A grizzled VC veteran I know likes using the term “priced to perfection”. I like using it too but think we’ll be using it less in 2016. Good riddance. If you dig into the data and how venture works, rising valuations haven’t done entrepreneurs or VCs any favors. For context, below are US median valuations over the last four years. They go up a lot. (Note: part of our thesis as Midwest investors is that our region has avoided most of this run-up. Midwest Series A prices are up only 31% from 2012 to 2015 versus 91% for all US per Pitchbook.) On the surface, the growth in US Venture valuations looks great for founders and early-stage VCs. What could be bad about selling something for a higher price?
Of course the answer is about “sustainability” and the potential for pain if prices correct.
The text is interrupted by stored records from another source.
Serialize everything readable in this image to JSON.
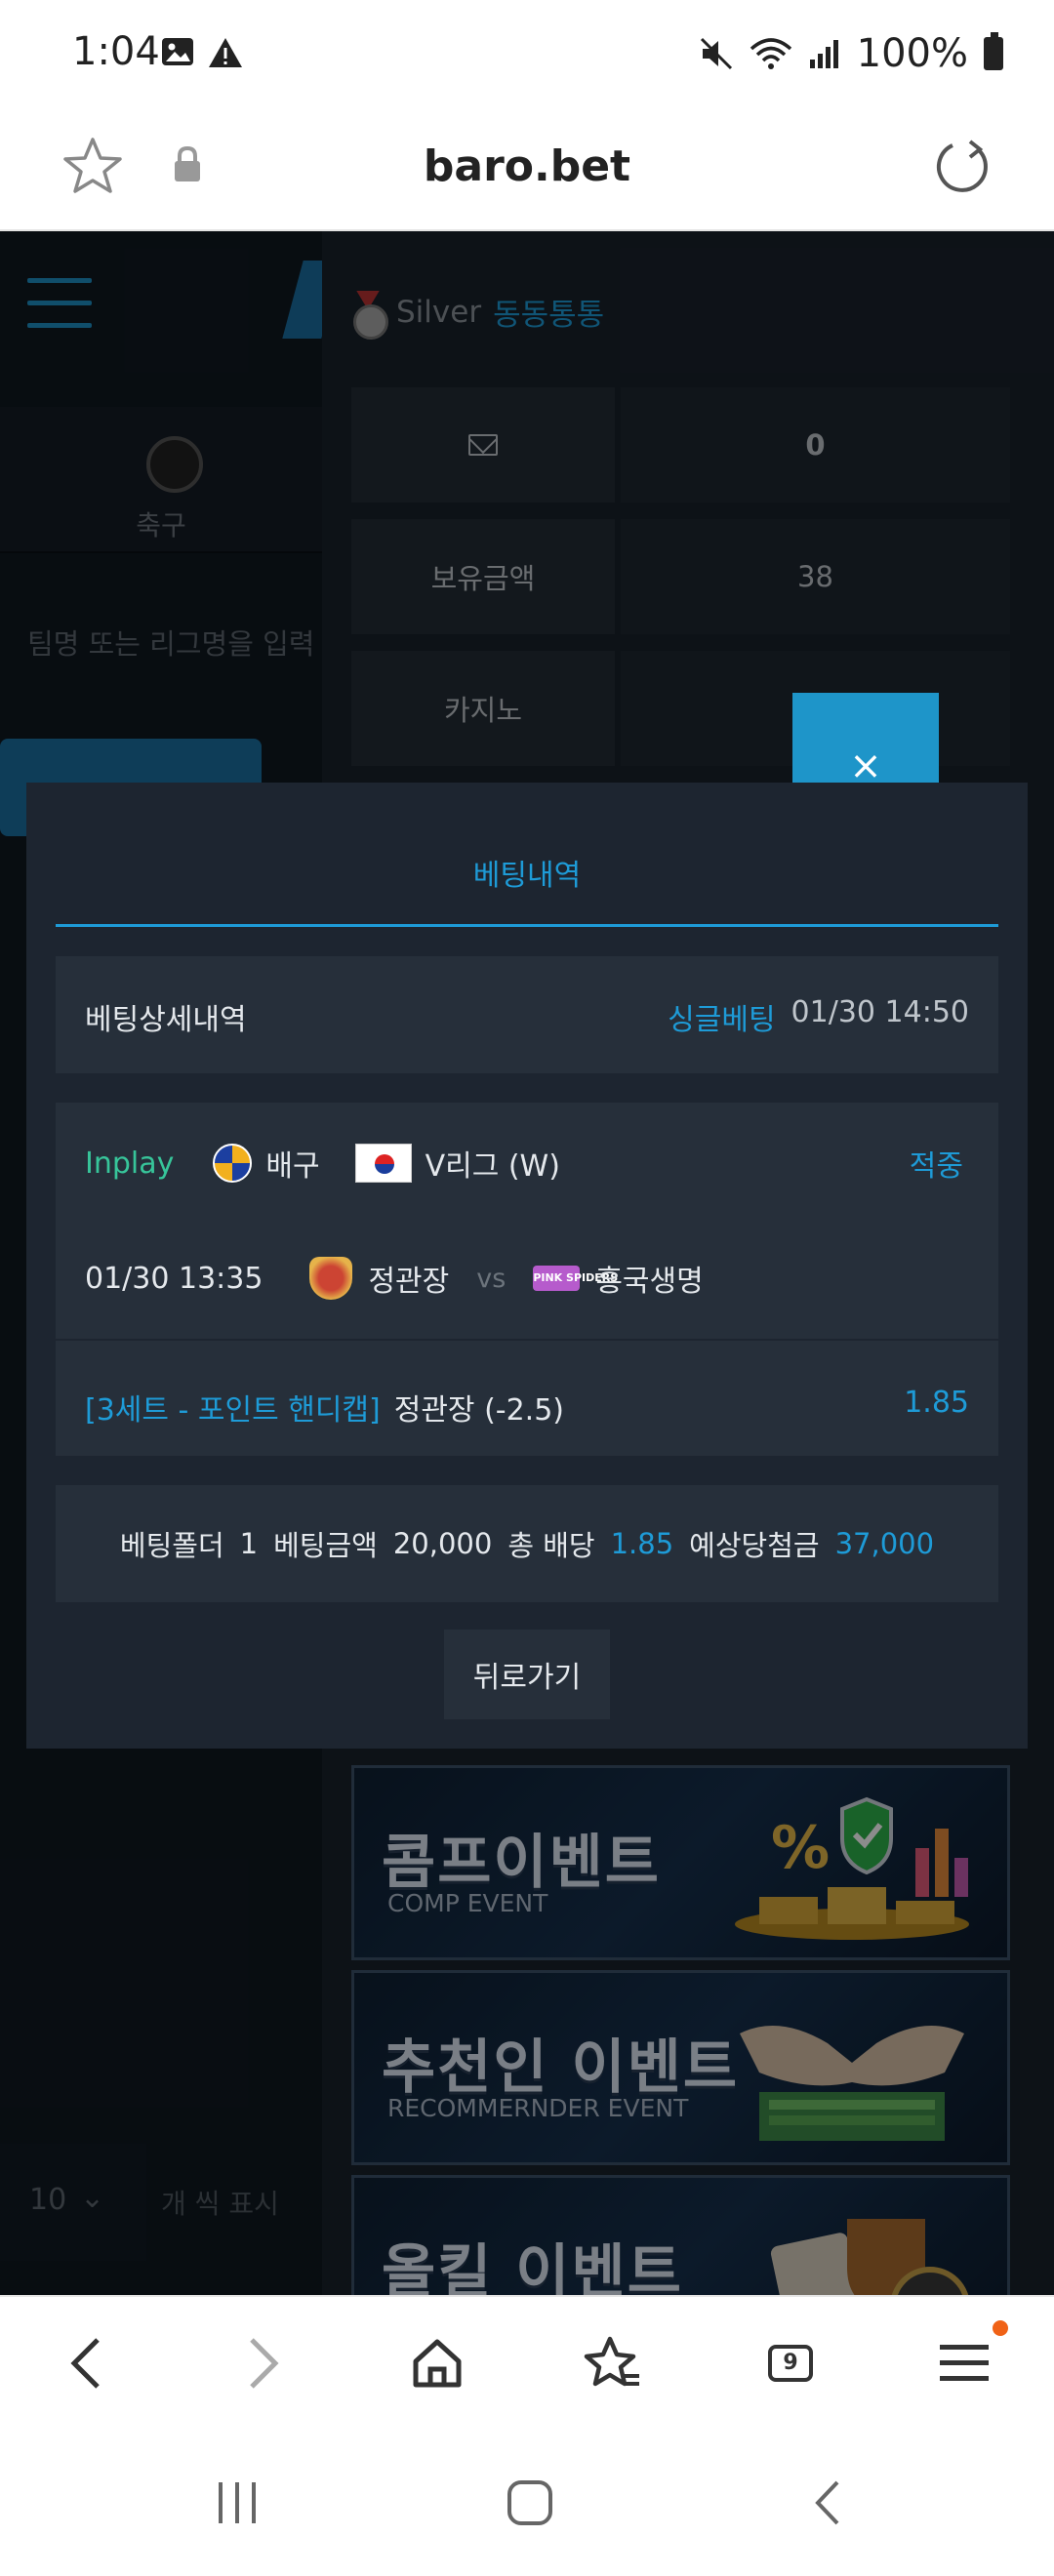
{
  "status_bar": {
    "time": "1:04",
    "battery": "100%"
  },
  "browser": {
    "domain": "baro.bet",
    "tab_count": "9"
  },
  "site": {
    "left": {
      "sport_label": "축구",
      "search_placeholder": "팀명 또는 리그명을 입력",
      "page_size_value": "10",
      "page_size_suffix": "개 씩 표시"
    },
    "user": {
      "grade": "Silver",
      "name": "동동통통"
    },
    "info_rows": [
      {
        "key_icon": "mail-icon",
        "value": "0"
      },
      {
        "key": "보유금액",
        "value": "38"
      },
      {
        "key": "카지노",
        "value": ""
      }
    ],
    "banners": [
      {
        "title": "콤프이벤트",
        "subtitle": "COMP EVENT"
      },
      {
        "title": "추천인 이벤트",
        "subtitle": "RECOMMERNDER EVENT"
      },
      {
        "title": "올킬 이벤트",
        "subtitle": ""
      }
    ]
  },
  "modal": {
    "close_label": "×",
    "tab_title": "베팅내역",
    "detail_label": "베팅상세내역",
    "bet_type": "싱글베팅",
    "bet_datetime": "01/30 14:50",
    "match": {
      "status": "Inplay",
      "sport": "배구",
      "league": "V리그 (W)",
      "result": "적중",
      "datetime": "01/30 13:35",
      "home": "정관장",
      "vs": "vs",
      "away": "흥국생명",
      "away_logo_text": "PINK SPIDERS",
      "market": "[3세트 - 포인트 핸디캡]",
      "pick": "정관장 (-2.5)",
      "odds": "1.85"
    },
    "summary": {
      "folder_label": "베팅폴더",
      "folder_value": "1",
      "amount_label": "베팅금액",
      "amount_value": "20,000",
      "total_odds_label": "총 배당",
      "total_odds_value": "1.85",
      "expected_label": "예상당첨금",
      "expected_value": "37,000"
    },
    "back_label": "뒤로가기"
  },
  "colors": {
    "accent": "#1e9bd7",
    "inplay": "#37c59a",
    "modal_bg": "#1d2530",
    "close_bg": "#1e95c9"
  }
}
Looking at a growth index of these valuations below (wow!), it is even clearer that a 1.75 to 2.5x increase in median valuations over three years is not sustainable.
Yes, you know this already. But why will valuations correct now?
To answer this we need to understand the connection between early and late stage valuations, or what investors “have to believe” to provide higher and higher prices. As founders and early stage VCs aggressively pushed for higher follow-on valuations – and later VCs tripped over themselves to pay up – later VCs compensated by “putting more money to work” to maintain their ownership percent. Below are median ownership purchases by series for each of the last four years. As valuations have gone up 1.75x to 2.5x, so have round sizes, keeping ownership percentages roughly constant. Exceptions are the small decline in Series C and large increase in Series Seed ownership stakes (more on that later).
VCs assumed larger round sizes led to a commensurate increase in exit potential
There is an implicit investor assumption here. If you believe that putting more money into a company leads to a commensurate increase in exit size, then higher valuations with more money to work (holding ownership constant) keeps returns stable for both entrepreneurs and investors over time. That sounds great, but can a company that raises $20M on a $100M valuation double its exit potential by instead raising $40M on $200M at the same stage, milestones, etc? In most cases this is not true. In some cases, exit size may in fact be mostly independent of money raised: marginal dollars are hard to spend efficiently, competitors are raising more too and fighting for the same customers, etc… The assumption fueling the valuation trend is faulty.
Unicorn corrections undermine startup prices because they disprove the assumption that exit size scales with money raised.
In the extreme case of exit size being independent of money raised, it’s pretty clear why investors are unhappy. If a VC’s ownership is the same, but the VC spends more to get it, his/her returns are lower. Entrepreneurs should be fine though if their ownership remains the same, right? Nope. Welcome to the world of liquidation preferences. Single liquidation preferences hurt founders and employees badly in down valuation exits, and multiple liquidation preferences (as some late stage rounds are) can hurt even in up scenarios. While trend data don’t yet point to a “correction”, unicorn write-downs foretell a change to come in 2016 because they disprove the assumption that exit sizes scale with money raised. The unicorn valuations that seemed to justify higher earlier stage valuations (and larger rounds) are cracking.
Why now? Thank the flat S&P
The growth in valuations and numbers of unicorns from 20 in 2012 to 144 in 2015 has been correlated with an astounding bull market in public equities… UNTIL public equities closed flat and volatile in 2015. Late stage unicorns are funded and valued by public equity investors dabbling in “private IPOs”. They have short timelines, and unlike in the friction-full illiquid VC market, public investors correct and mark-to-market quickly. In a flat and volatile public market this leads to unicorn markdowns. This in turn drives down early-stage VC expectations of exit potential. If VCs want to keep returns up given these new lower exit expectations, entry prices have to go down. In the end, public and private markets are correlated, and unicorns may be our unlucky link.
So for 2016, expect lower valuations and smaller rounds. Be efficient, do more with less, and stay out from under a big liquidation stack! That goes for all of us – founders and investors.
Bonus on seed rounds: What about the growth in seed round ownership stake we noticed earlier? Unlike in other series, Seed valuation growth has not kept up with Seed round size growth. The 2012 median $600K Seed round on a 4.25M valuation (for a 12% ownership stake) became a median $1.5M round on a $6.14M valuation (a 20% ownership stake) in 2015. Wow! Three times the round size and only a 50% increase in price. I’ve been struggling to figure out why this is – after all, doesn’t everyone claim that startups are cheaper to start than ever? The only good explanation I can think of is that versus a few years ago, it’s now very hard to get good talent to work for an unfunded startup at low pay. The job market is far better, and financings are (were?) sexy. Another prediction for 2016: bootstrapping will be cool again. That’s good because so much dilution early on is tough.